Problem statement ::
Copy every line below where the string "icon" is found.

---------- Extracted records

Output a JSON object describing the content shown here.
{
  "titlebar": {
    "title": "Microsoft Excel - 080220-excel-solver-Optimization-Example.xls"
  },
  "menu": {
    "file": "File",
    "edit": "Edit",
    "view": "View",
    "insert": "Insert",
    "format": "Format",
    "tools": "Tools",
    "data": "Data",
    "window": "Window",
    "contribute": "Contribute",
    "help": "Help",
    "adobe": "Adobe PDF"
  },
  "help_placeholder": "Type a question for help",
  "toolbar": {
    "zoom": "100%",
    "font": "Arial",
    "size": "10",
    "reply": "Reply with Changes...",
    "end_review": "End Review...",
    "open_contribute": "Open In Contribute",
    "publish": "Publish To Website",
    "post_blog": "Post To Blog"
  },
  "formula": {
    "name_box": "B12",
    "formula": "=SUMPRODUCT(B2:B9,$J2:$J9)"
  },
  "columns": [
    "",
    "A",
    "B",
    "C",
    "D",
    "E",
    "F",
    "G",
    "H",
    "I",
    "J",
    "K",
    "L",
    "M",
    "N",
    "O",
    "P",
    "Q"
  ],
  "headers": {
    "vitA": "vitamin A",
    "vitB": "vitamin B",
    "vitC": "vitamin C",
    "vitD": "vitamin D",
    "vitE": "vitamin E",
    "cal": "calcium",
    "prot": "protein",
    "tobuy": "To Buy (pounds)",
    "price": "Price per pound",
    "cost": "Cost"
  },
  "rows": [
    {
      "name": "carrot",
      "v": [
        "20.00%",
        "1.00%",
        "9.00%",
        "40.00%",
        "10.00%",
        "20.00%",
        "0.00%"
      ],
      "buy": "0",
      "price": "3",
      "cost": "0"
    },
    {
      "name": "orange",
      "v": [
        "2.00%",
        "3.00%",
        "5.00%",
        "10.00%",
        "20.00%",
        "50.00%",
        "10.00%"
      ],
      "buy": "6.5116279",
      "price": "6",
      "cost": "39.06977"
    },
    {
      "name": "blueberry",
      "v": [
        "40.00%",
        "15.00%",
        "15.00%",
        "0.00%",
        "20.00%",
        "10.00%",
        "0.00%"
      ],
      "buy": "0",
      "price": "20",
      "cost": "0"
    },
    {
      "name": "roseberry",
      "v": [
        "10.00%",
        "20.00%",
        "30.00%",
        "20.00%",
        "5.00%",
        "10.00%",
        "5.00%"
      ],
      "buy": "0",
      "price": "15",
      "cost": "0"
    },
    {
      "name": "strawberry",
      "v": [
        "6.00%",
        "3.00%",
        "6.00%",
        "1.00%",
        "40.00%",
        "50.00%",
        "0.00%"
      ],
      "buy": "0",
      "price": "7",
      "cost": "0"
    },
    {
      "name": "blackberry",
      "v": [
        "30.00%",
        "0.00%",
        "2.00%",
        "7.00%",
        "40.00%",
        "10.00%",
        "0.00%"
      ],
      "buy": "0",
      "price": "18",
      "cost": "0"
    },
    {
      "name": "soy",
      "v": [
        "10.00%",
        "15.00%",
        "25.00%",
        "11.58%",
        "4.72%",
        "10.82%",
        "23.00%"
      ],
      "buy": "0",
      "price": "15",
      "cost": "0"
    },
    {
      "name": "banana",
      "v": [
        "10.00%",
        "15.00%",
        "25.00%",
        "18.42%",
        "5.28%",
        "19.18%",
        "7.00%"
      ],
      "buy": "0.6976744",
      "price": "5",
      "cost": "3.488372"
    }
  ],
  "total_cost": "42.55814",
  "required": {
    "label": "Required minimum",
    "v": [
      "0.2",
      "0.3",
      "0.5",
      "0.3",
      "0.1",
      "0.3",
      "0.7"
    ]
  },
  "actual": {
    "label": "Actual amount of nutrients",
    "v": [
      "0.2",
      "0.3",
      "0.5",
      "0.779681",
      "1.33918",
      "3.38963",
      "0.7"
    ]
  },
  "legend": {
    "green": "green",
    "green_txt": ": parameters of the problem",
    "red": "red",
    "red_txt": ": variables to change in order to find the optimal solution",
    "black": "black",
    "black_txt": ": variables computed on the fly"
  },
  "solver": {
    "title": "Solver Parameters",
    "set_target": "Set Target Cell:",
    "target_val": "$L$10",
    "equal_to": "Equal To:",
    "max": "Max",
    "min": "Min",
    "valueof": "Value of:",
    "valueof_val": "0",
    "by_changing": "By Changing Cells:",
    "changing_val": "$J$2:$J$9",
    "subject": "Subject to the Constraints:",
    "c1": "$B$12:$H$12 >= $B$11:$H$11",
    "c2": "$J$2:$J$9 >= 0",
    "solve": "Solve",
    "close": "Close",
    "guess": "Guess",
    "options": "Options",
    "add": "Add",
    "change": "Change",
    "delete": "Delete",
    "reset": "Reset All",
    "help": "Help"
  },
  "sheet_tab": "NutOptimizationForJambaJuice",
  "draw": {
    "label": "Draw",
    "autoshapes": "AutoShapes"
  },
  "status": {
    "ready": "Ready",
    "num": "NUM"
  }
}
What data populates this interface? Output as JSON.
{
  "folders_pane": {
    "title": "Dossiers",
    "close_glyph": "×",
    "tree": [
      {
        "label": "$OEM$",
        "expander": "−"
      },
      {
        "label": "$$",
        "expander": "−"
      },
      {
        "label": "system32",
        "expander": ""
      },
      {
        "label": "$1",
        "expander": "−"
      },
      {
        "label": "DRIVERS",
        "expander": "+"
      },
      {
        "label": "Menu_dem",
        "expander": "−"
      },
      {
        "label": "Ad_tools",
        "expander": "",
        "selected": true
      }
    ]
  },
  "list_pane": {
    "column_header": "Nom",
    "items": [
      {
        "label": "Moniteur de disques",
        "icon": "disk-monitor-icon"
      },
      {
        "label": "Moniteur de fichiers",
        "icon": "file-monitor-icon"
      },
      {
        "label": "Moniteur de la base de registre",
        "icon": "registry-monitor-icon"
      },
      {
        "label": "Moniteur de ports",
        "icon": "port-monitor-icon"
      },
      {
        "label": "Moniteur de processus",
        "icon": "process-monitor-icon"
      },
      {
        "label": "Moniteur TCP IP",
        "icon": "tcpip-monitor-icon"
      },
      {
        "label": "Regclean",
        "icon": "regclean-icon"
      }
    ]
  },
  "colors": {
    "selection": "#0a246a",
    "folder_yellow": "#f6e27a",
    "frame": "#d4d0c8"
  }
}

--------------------

Exercise response ::
        "icon": "disk-monitor-icon"
        "icon": "file-monitor-icon"
        "icon": "registry-monitor-icon"
        "icon": "port-monitor-icon"
        "icon": "process-monitor-icon"
        "icon": "tcpip-monitor-icon"
        "icon": "regclean-icon"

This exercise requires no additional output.